Blue Jays right-hander Dustin McGowan could be pitching for his job when he takes the mound Tuesday night in Kansas City.
No matter what happens, McGowan will have a spot on the 25-man roster, but there's uncertainty over whether his future is in the rotation or the bullpen.
McGowan admitted after his last start that he has feeling fatigued around the 60-pitch mark, and unless that issue is solved against the Royals, it might force the Blue Jays to make a change as they continue to search for ways to get more innings out of their starting pitchers.
"The body just feels like it runs out of steam a little bit," McGowan said. "I shouldn't be feeling that, I should be at the point where I can go 90-100 [pitches], especially the way my arm feels. It feels great."
McGowan was staked to an early 6-1 lead in his last outing, but was unable to hold the Orioles in check. He allowed two runs in the third, then departed with the bases loaded and nobody out in the fifth. He has pitched more than four innings just once this season and owns a 6.88 ERA in four starts.
Left-hander Jason Vargas will get the call for Kansas City and in a lot of ways he has been the polar opposite of McGowan. Vargas has been consistently effective in his first five starts for the Royals as his 1.54 ERA indicates. He's never given up more than two earned runs in a game. His innings have gone 7-8-7-7-6 and he's thrown at least 100 pitches in each game.
"It's better than doing bad. The idea is to do well. It's pretty self-explanatory," Vargas said. "It really doesn't matter until you pitch the next game you're supposed to pitch. None of it all matters if you don't pitch well the next time out."
His next time out is against a team that has given him trouble in the past -- he's 1-3 with a 5.87 ERA in six games against Toronto. But he hasn't faced them since 2012.

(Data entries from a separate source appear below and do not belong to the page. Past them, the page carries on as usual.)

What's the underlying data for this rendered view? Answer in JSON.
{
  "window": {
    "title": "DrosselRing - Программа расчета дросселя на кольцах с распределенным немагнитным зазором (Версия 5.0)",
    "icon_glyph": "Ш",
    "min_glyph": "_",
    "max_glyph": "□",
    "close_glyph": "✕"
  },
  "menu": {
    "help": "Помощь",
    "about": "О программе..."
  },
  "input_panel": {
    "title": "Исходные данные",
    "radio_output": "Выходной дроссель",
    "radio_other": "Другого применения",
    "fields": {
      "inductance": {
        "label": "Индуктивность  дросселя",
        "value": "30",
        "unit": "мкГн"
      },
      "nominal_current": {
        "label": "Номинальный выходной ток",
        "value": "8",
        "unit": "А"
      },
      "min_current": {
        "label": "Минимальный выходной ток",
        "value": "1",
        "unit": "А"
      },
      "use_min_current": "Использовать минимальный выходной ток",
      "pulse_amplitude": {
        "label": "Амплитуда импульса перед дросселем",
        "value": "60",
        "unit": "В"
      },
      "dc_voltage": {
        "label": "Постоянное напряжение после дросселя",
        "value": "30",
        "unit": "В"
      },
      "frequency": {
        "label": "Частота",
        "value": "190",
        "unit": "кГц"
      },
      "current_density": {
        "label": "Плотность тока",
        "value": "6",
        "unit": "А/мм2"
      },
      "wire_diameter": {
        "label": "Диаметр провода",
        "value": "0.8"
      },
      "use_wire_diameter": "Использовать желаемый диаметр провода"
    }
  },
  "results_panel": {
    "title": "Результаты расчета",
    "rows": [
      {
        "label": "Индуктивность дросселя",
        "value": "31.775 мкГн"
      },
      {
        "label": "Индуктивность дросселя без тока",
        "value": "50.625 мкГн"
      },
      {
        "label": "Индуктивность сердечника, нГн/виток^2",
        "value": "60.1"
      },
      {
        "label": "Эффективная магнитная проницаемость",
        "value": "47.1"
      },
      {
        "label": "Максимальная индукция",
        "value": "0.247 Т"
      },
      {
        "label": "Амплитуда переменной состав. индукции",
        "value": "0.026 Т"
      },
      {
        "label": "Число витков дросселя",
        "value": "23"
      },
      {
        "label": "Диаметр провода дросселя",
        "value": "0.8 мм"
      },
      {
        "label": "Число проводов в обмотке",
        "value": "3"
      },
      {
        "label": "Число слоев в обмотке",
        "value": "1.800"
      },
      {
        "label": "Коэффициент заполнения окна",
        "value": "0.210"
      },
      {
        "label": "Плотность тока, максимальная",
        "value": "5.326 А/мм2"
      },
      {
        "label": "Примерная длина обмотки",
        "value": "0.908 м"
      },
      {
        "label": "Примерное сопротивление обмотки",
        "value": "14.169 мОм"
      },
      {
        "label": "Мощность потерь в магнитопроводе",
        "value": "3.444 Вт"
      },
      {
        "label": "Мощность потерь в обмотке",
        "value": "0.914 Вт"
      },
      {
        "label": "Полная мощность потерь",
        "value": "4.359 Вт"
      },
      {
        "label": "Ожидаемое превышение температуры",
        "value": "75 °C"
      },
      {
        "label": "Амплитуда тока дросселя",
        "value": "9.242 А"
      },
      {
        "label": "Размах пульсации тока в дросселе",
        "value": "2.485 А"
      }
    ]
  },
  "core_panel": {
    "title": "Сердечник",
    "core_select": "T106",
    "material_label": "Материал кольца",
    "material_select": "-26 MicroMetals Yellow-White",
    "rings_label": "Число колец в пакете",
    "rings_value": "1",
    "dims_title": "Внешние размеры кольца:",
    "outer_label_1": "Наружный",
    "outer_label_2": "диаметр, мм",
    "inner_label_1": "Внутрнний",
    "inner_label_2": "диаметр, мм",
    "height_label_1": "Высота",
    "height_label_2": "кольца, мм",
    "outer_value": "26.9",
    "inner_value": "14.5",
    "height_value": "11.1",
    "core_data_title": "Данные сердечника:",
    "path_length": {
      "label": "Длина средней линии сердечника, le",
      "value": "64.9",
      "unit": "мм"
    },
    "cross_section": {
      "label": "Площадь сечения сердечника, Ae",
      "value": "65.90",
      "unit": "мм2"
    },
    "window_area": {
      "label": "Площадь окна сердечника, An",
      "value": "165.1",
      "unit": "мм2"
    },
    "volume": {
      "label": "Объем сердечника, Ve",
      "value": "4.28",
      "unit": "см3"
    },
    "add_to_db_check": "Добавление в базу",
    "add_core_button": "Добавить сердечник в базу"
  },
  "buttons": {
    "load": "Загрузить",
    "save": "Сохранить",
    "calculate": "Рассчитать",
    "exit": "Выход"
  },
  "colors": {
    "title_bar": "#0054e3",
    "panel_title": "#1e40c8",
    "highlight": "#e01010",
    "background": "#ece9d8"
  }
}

Royals manager Ned Yost said Mike Butcher, who was Vargas' pitching coach last year with the Angels, predicted that the Royals would appreciate their free-agent signee.

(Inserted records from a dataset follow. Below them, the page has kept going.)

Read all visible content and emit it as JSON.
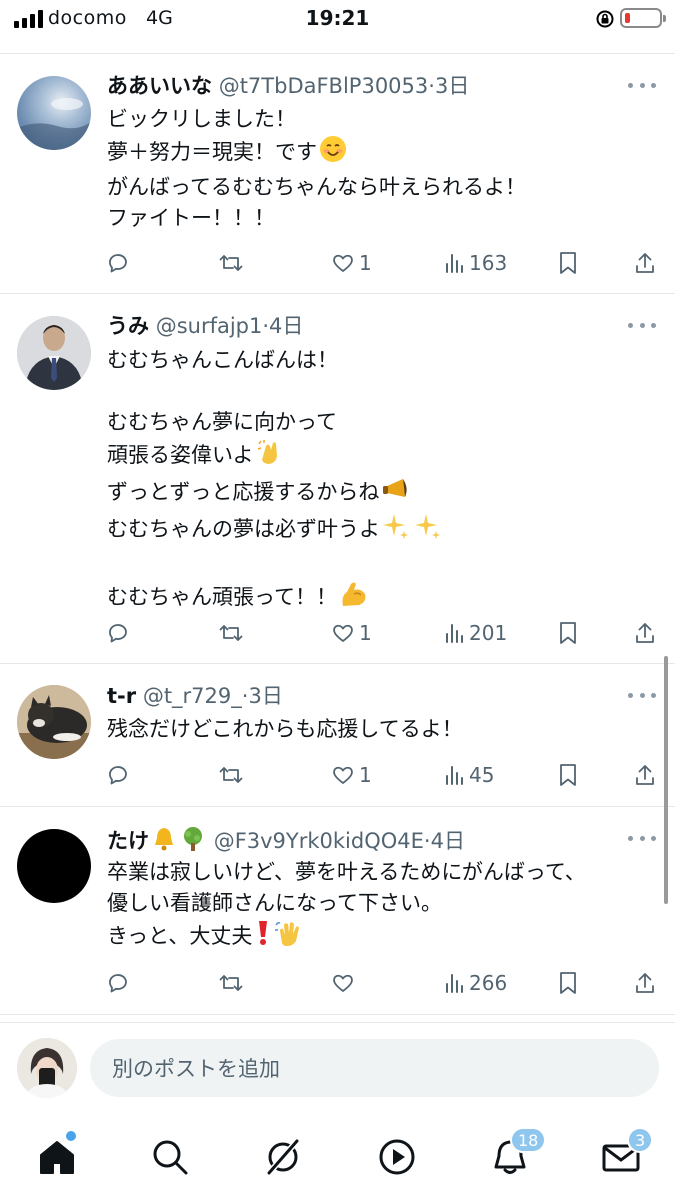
{
  "status_bar": {
    "carrier": "docomo",
    "network": "4G",
    "time": "19:21"
  },
  "tweets": [
    {
      "name": "ああいいな",
      "handle": "@t7TbDaFBlP30053",
      "separator": "·",
      "time": "3日",
      "lines": [
        "ビックリしました！",
        "夢＋努力＝現実！です",
        "がんばってるむむちゃんなら叶えられるよ！",
        "ファイトー！！！"
      ],
      "emoji": [
        "smiling-face"
      ],
      "likes": "1",
      "views": "163"
    },
    {
      "name": "うみ",
      "handle": "@surfajp1",
      "separator": "·",
      "time": "4日",
      "lines": [
        "むむちゃんこんばんは！",
        "",
        "むむちゃん夢に向かって",
        "頑張る姿偉いよ",
        "ずっとずっと応援するからね",
        "むむちゃんの夢は必ず叶うよ",
        "",
        "むむちゃん頑張って！！"
      ],
      "emoji": [
        "clapping-hands",
        "megaphone",
        "sparkles",
        "flexed-biceps"
      ],
      "likes": "1",
      "views": "201"
    },
    {
      "name": "t-r",
      "handle": "@t_r729_",
      "separator": "·",
      "time": "3日",
      "lines": [
        "残念だけどこれからも応援してるよ！"
      ],
      "emoji": [],
      "likes": "1",
      "views": "45"
    },
    {
      "name": "たけ",
      "handle": "@F3v9Yrk0kidQO4E",
      "separator": "·",
      "time": "4日",
      "lines": [
        "卒業は寂しいけど、夢を叶えるためにがんばって、",
        "優しい看護師さんになって下さい。",
        "きっと、大丈夫"
      ],
      "emoji": [
        "bell",
        "tree",
        "exclamation-mark",
        "waving-hand"
      ],
      "likes": "",
      "views": "266"
    }
  ],
  "reply": {
    "placeholder": "別のポストを追加"
  },
  "tabbar": {
    "notifications_badge": "18",
    "messages_badge": "3"
  },
  "colors": {
    "text": "#0f1419",
    "muted": "#536471",
    "badge": "#8ec6ee",
    "divider": "#e4e8eb"
  }
}
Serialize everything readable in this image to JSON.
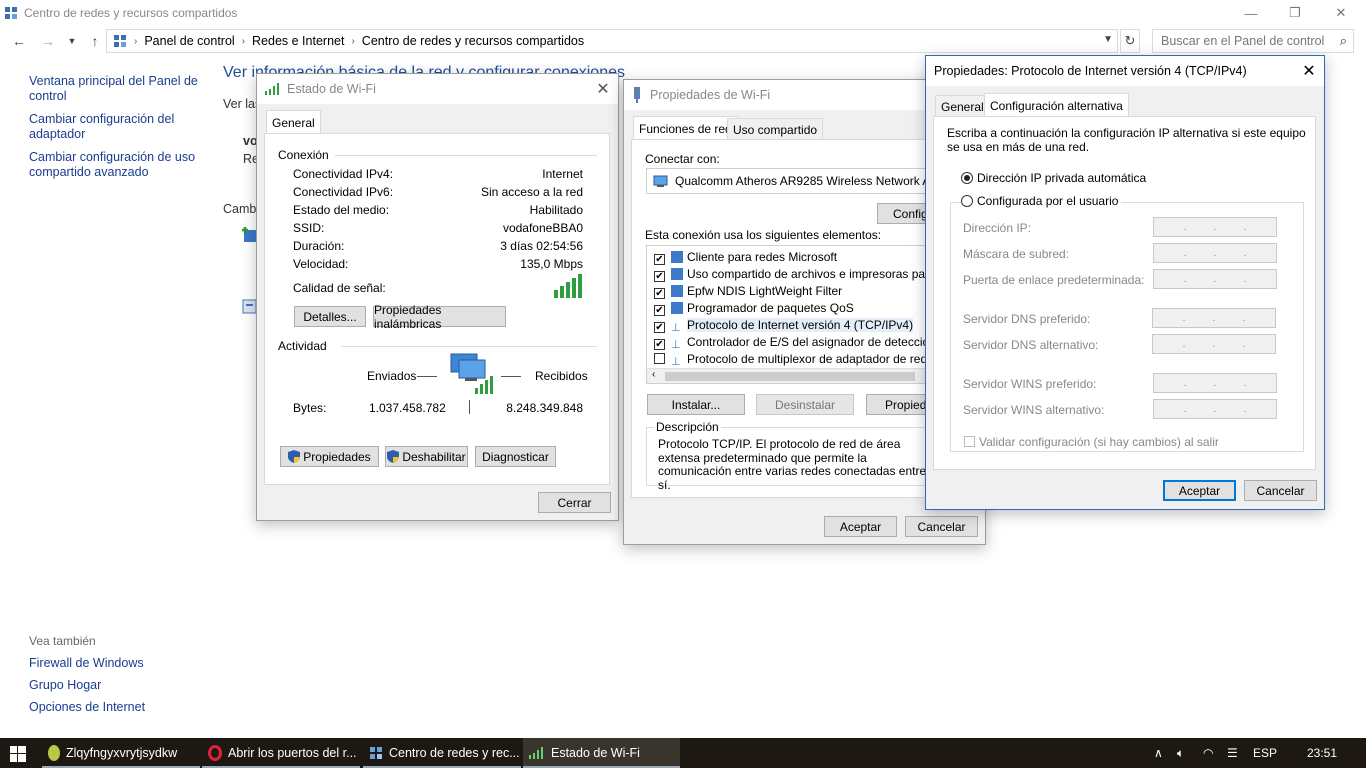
{
  "window": {
    "title": "Centro de redes y recursos compartidos",
    "minimize_glyph": "—",
    "maximize_glyph": "❐",
    "close_glyph": "✕"
  },
  "address": {
    "crumbs": [
      "Panel de control",
      "Redes e Internet",
      "Centro de redes y recursos compartidos"
    ],
    "search_placeholder": "Buscar en el Panel de control"
  },
  "left_nav": {
    "items": [
      "Ventana principal del Panel de control",
      "Cambiar configuración del adaptador",
      "Cambiar configuración de uso compartido avanzado"
    ],
    "see_also_header": "Vea también",
    "see_also": [
      "Firewall de Windows",
      "Grupo Hogar",
      "Opciones de Internet"
    ]
  },
  "main": {
    "heading": "Ver información básica de la red y configurar conexiones",
    "frag_ver": "Ver las",
    "frag_vo": "vo",
    "frag_re": "Re",
    "frag_cambi": "Cambi"
  },
  "status_dialog": {
    "title": "Estado de Wi-Fi",
    "tab": "General",
    "conexion_header": "Conexión",
    "rows": [
      {
        "label": "Conectividad IPv4:",
        "value": "Internet"
      },
      {
        "label": "Conectividad IPv6:",
        "value": "Sin acceso a la red"
      },
      {
        "label": "Estado del medio:",
        "value": "Habilitado"
      },
      {
        "label": "SSID:",
        "value": "vodafoneBBA0"
      },
      {
        "label": "Duración:",
        "value": "3 días 02:54:56"
      },
      {
        "label": "Velocidad:",
        "value": "135,0 Mbps"
      }
    ],
    "signal_label": "Calidad de señal:",
    "btn_details": "Detalles...",
    "btn_wireless": "Propiedades inalámbricas",
    "activity_header": "Actividad",
    "sent_label": "Enviados",
    "received_label": "Recibidos",
    "bytes_label": "Bytes:",
    "bytes_sent": "1.037.458.782",
    "bytes_received": "8.248.349.848",
    "btn_properties": "Propiedades",
    "btn_disable": "Deshabilitar",
    "btn_diagnose": "Diagnosticar",
    "btn_close": "Cerrar"
  },
  "props_dialog": {
    "title": "Propiedades de Wi-Fi",
    "tab_network": "Funciones de red",
    "tab_sharing": "Uso compartido",
    "connect_using": "Conectar con:",
    "adapter": "Qualcomm Atheros AR9285 Wireless Network Adapter",
    "btn_configure": "Configurar...",
    "items_label": "Esta conexión usa los siguientes elementos:",
    "items": [
      {
        "label": "Cliente para redes Microsoft",
        "checked": "✔"
      },
      {
        "label": "Uso compartido de archivos e impresoras para redes Microsoft",
        "checked": "✔"
      },
      {
        "label": "Epfw NDIS LightWeight Filter",
        "checked": "✔"
      },
      {
        "label": "Programador de paquetes QoS",
        "checked": "✔"
      },
      {
        "label": "Protocolo de Internet versión 4 (TCP/IPv4)",
        "checked": "✔"
      },
      {
        "label": "Controlador de E/S del asignador de detección de topologías",
        "checked": "✔"
      },
      {
        "label": "Protocolo de multiplexor de adaptador de red de Microsoft",
        "checked": ""
      }
    ],
    "btn_install": "Instalar...",
    "btn_uninstall": "Desinstalar",
    "btn_properties": "Propiedades",
    "desc_header": "Descripción",
    "description": "Protocolo TCP/IP. El protocolo de red de área extensa predeterminado que permite la comunicación entre varias redes conectadas entre sí.",
    "btn_ok": "Aceptar",
    "btn_cancel": "Cancelar"
  },
  "ipv4_dialog": {
    "title": "Propiedades: Protocolo de Internet versión 4 (TCP/IPv4)",
    "tab_general": "General",
    "tab_alt": "Configuración alternativa",
    "intro": "Escriba a continuación la configuración IP alternativa si este equipo se usa en más de una red.",
    "radio_auto": "Dirección IP privada automática",
    "radio_user": "Configurada por el usuario",
    "fields": [
      "Dirección IP:",
      "Máscara de subred:",
      "Puerta de enlace predeterminada:",
      "Servidor DNS preferido:",
      "Servidor DNS alternativo:",
      "Servidor WINS preferido:",
      "Servidor WINS alternativo:"
    ],
    "validate": "Validar configuración (si hay cambios) al salir",
    "btn_ok": "Aceptar",
    "btn_cancel": "Cancelar"
  },
  "taskbar": {
    "items": [
      "Zlqyfngyxvrytjsydkw",
      "Abrir los puertos del r...",
      "Centro de redes y rec...",
      "Estado de Wi-Fi"
    ],
    "lang": "ESP",
    "time": "23:51"
  },
  "colors": {
    "link": "#1a3d8f",
    "heading": "#1e4f9c",
    "accent": "#0078d7",
    "taskbar": "#1d1912"
  }
}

"He said, 'I hate the fact that we lost him because he's special in terms of what he does on the mound, how he competes, how he can command a baseball,'" Yost said. "So after talking to Butcher, I expected that we're going to have a pretty good guy here."
Vargas is the type of pitcher who doesn't rattle and leans a lot on the Royals' tight defense.
"He doesn't challenge hitters, he makes pitches," Yost said. "It gives him the confidence that, 'If I make a little bit of a mistake, somebody's still going to be there to catch it.'"
Unfortunately for the Royals, they've managed to lose three of his five starts after he left the game.
Blue Jays: Cabrera has chance to set franchise record
• Melky Cabrera just needs one more hit to set the club record for most hits during March and April. Cabrera tied the franchise mark at 39 with a pair of hits during Sunday's 7-1 victory over the Red Sox. He's tied with Shea Hillenbrand (2005) and Shannon Stewart (2001), but can take sole ownership over the impressive feat with a hit either Tuesday or Wednesday.
Cabrera became the first player in franchise history to record at least one hit in all but one of the club's first 25 games. He's riding a 10-game hitting streak and has 12 multihit games while posting an impressive .345 average.
Royals: Nothing to challenge
• The new instant replay challenge system hasn't been used by the Royals, or their opponents for that matter, in the last 10 games.
There was one replay called by the umpires themselves Thursday at Cleveland to determine if Royals catcher Brett Hayes had given runner Asdrubal Cabrera a clear path to the plate before tagging him out to end the first inning. The verdict was that he did.
In the first 14 games of the season, the Royals were involved in 10 replay challenges. Yost is 2-2 in his challenges; opposing skippers are 3-3.
• Blue Jays third baseman Brett Lawrie is hitting just .179, but seven of his 17 hits have gone for extra bases. He leads the team with 20 RBIs and trails only Jose Bautista for the most home runs with six.
• Bautista has reached base safely in all of Toronto's 25 games. He's riding an eight-game hitting streak and has reached base in 52 of his 112 plate appearances, which equates to a .464 on-base percentage.
• Alex Gordon drew his 360th walk Sunday, tying him for 10th place on the Royals' all-time list.
• Shortstop Alcides Escobar has hit safely in six of his last seven games and was 7-for-24 on the Royals' road trip.